Presented by Kara M. Maciel and Lindsay A. DiSalvo
Over the past three years, we have seen the continued momentum of the #MeToo Movement and its impacts – beyond the immediate and direct effects of the specific allegations – have taken shape. Back in 2017, the #MeToo Movement was invigorated by a slew of high-profile allegations of sexual harassment and assault and tens of thousands of people, largely women, voicing their own experiences on social media using the hashtag “Metoo.” In the wake of the prominence of the Movement and its influence on the discourse surrounding issues of harassment, the states and the federal government have taken action to tackle what they see as the underlying issues that foster harassment. And one of the main areas of focus has been preventing and addressing sexual harassment in the work environment.
Indeed, several states, such as New York and Illinois, have passed laws requiring employers to implement such things as sexual harassment prevention policies and training at their facilities – some of the laws even specifically describe what those policies and/or trainings must contain. Other states have also implemented such restrictions as bans on including sexual harassment claims in mandatory arbitration agreements. Simultaneously, we have seen an uptick in the number of sexual harassment charges filed and pursued by the Equal Employment Opportunity Commission (“EEOC”). Thus, it is essential for employers to understand the legal requirements and restrictions surrounding this issue to ensure compliance with federal and state law.
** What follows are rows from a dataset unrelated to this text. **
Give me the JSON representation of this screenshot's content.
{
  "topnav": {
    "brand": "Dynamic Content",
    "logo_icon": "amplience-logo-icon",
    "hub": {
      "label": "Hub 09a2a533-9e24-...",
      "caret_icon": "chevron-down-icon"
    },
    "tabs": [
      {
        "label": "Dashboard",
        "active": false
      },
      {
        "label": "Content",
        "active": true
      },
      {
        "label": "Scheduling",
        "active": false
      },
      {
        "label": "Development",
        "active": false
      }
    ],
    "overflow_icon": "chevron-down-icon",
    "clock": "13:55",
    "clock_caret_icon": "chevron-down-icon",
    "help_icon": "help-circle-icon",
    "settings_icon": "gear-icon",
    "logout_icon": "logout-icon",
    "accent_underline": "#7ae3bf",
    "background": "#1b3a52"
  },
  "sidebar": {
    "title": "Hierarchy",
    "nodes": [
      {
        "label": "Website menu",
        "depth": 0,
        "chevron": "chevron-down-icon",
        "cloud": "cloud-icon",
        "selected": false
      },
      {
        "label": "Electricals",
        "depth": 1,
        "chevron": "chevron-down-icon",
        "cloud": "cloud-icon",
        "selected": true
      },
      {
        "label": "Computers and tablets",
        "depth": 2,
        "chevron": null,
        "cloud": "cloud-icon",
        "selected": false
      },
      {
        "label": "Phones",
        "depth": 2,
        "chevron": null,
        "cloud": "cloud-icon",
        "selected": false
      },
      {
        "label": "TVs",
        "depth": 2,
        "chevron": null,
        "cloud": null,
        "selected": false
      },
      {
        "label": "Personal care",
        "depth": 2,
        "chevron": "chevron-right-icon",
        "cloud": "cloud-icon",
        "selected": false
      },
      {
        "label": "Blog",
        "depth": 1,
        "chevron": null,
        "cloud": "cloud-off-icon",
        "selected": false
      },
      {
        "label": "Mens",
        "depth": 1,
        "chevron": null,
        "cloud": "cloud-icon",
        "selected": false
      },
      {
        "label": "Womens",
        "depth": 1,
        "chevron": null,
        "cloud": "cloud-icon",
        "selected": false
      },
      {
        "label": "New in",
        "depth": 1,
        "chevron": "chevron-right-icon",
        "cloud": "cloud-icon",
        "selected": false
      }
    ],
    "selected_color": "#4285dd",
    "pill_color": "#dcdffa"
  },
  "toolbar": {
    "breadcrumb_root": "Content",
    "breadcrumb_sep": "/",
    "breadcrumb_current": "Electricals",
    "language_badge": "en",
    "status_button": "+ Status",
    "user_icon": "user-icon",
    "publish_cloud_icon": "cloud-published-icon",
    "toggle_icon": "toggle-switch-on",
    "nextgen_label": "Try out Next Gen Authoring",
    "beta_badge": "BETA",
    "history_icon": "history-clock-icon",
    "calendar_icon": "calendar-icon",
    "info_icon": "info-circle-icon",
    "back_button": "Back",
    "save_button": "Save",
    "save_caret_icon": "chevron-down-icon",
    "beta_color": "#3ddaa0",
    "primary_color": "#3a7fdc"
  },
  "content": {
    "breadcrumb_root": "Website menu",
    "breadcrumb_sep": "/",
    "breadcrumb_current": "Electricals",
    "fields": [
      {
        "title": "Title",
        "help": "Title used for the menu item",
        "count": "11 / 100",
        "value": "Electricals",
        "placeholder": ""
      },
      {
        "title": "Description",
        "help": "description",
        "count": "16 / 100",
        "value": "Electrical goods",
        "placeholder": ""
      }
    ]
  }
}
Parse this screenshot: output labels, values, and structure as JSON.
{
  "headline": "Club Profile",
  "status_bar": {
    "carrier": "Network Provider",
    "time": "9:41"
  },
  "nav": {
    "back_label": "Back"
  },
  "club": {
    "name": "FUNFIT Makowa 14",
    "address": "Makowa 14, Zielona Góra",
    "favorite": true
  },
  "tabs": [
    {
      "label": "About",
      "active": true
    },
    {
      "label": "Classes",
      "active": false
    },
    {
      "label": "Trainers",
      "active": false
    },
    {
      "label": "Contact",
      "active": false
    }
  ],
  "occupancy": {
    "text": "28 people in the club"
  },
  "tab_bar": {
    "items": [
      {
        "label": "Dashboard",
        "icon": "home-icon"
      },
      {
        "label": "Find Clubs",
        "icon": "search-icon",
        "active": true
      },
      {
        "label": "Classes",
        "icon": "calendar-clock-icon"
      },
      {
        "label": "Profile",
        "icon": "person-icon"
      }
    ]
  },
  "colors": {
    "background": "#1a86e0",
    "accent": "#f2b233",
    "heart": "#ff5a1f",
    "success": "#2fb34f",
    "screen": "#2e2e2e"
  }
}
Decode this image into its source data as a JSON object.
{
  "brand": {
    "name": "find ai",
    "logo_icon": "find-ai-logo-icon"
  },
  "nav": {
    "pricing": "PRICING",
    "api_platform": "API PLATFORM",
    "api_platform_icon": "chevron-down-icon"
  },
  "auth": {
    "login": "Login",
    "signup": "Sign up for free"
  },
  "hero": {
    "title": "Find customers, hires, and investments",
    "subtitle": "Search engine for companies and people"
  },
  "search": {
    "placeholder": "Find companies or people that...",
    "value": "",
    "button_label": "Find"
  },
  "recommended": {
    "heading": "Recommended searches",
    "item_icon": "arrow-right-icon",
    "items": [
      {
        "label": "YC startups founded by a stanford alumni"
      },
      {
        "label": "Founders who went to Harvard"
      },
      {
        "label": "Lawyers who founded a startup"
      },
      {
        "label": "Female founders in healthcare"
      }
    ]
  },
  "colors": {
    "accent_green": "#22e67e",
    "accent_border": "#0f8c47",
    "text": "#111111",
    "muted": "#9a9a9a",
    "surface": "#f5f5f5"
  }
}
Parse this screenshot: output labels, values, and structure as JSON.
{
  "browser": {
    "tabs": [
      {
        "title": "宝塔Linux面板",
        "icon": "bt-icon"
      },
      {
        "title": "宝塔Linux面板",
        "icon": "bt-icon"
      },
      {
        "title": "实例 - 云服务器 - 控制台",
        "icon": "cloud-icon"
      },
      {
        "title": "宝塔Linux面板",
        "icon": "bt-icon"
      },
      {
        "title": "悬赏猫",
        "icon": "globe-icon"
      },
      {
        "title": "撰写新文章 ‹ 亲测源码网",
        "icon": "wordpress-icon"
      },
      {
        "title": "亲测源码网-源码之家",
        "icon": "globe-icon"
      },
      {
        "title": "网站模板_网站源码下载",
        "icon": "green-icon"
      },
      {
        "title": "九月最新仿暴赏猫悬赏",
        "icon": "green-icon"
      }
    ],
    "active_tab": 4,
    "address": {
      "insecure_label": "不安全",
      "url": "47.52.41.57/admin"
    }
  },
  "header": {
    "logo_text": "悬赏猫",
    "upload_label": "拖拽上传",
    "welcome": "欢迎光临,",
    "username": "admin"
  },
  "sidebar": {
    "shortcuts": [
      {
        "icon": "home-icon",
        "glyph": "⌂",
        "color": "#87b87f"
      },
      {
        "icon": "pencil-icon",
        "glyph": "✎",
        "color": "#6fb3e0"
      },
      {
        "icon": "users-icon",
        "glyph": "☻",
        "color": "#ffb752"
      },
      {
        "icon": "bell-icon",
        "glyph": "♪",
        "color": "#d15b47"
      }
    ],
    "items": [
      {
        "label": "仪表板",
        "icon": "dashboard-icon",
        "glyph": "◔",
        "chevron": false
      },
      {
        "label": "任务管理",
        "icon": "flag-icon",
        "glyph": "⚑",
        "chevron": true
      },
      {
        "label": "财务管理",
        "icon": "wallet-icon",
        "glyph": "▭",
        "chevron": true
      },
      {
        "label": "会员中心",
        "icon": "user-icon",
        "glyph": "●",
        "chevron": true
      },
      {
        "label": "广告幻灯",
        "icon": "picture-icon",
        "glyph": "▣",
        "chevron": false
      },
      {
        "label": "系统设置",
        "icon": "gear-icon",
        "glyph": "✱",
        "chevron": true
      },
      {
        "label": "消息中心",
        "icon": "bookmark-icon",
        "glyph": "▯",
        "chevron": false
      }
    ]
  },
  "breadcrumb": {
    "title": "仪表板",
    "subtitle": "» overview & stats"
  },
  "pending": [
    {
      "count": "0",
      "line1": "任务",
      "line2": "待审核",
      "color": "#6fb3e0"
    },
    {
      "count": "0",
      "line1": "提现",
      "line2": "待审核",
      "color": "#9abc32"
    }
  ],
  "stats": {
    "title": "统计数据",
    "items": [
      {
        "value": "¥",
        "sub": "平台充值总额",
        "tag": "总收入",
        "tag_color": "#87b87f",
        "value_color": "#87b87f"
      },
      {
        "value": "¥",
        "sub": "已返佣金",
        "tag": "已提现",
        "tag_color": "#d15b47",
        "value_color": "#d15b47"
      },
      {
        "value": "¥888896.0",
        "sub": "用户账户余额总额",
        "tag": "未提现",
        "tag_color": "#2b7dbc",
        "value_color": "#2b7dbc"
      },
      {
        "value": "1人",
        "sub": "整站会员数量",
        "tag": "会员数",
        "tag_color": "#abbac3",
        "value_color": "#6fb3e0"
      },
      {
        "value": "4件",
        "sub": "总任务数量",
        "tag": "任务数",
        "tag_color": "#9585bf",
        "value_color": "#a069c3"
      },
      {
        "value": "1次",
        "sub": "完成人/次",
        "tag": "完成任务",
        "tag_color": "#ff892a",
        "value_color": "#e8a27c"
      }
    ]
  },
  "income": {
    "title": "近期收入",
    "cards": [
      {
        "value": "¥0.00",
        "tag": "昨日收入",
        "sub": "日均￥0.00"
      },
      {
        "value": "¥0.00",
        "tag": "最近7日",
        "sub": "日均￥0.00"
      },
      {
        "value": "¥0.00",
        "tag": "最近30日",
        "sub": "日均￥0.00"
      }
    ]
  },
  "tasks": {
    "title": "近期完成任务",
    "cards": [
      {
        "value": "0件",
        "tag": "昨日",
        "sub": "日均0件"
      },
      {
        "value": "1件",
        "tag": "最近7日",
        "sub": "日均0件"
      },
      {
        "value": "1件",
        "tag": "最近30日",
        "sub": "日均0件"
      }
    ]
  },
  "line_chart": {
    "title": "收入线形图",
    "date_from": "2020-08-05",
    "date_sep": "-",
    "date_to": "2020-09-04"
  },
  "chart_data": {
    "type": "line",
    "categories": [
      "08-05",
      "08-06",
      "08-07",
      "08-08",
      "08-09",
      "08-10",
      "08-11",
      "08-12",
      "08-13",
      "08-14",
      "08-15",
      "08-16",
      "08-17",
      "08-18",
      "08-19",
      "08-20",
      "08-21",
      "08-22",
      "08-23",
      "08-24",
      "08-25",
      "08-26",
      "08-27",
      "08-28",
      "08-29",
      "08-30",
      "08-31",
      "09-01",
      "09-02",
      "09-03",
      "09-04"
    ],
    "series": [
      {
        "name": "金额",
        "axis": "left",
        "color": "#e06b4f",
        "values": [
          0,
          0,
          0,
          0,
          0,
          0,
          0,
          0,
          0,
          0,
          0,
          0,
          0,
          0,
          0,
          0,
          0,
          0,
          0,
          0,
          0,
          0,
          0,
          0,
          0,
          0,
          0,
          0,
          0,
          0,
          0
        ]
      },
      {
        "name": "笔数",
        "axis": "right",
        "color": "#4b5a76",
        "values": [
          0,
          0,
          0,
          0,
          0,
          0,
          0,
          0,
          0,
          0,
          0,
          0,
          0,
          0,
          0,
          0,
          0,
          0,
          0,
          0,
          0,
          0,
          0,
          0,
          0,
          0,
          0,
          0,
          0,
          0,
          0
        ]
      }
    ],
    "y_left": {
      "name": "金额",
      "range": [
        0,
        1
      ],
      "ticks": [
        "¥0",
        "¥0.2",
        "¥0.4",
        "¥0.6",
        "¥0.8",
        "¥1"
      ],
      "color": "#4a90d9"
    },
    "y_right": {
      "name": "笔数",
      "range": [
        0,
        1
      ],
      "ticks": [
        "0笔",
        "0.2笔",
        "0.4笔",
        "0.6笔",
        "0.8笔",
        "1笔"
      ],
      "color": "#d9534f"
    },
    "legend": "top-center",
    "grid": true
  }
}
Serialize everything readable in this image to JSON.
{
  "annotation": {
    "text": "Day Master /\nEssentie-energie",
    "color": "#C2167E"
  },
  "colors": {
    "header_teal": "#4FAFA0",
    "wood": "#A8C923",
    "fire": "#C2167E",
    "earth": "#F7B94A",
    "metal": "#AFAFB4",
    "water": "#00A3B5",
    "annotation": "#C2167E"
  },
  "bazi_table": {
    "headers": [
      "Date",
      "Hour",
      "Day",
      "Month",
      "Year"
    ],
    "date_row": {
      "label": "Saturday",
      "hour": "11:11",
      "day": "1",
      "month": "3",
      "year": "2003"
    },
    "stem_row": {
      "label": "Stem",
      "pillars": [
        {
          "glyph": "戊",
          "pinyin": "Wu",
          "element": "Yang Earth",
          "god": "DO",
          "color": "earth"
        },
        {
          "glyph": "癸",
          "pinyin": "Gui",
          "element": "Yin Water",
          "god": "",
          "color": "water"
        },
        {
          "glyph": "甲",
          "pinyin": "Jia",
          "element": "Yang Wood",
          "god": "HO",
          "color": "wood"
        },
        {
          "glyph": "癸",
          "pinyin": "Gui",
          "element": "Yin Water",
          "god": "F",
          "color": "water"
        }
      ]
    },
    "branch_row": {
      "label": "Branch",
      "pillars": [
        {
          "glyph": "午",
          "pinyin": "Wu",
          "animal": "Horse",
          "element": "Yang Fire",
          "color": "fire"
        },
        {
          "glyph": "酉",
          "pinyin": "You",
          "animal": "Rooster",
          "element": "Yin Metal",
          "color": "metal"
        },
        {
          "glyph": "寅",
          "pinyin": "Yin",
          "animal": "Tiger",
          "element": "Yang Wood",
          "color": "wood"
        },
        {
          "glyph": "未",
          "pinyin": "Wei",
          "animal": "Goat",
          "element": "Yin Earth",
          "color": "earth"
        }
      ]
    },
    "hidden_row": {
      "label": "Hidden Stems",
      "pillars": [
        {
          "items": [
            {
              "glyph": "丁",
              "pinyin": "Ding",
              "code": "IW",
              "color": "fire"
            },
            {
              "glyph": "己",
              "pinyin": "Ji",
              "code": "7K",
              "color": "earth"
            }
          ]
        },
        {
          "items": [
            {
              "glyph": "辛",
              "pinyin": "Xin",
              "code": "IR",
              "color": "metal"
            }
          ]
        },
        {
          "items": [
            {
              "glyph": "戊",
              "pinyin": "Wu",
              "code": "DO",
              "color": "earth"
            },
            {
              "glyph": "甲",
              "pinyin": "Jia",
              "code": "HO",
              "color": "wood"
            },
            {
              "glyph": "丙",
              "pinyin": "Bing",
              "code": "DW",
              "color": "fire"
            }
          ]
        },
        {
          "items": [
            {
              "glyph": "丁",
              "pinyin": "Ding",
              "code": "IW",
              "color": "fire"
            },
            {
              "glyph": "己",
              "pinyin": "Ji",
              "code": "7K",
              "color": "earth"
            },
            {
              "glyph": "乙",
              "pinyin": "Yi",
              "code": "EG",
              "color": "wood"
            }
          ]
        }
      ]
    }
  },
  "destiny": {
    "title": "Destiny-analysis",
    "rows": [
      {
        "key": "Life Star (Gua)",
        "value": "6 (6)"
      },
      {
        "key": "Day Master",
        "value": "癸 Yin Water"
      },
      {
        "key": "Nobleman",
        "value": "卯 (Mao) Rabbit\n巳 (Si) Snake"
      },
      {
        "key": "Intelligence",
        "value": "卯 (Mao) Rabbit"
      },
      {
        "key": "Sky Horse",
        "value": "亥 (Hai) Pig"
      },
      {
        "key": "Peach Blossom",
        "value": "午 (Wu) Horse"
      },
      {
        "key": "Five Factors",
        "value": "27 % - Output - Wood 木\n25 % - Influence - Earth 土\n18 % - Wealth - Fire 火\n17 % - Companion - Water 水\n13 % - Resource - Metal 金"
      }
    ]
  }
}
Participants learned about the following:
The legal standards for sexual harassment and their nuances
New state law requirements for sexual harassment prevention policies and training
General recommendations for anti-harassment policies, complaint procedures, and training
Best practices for investigating and addressing complaints of sexual harassment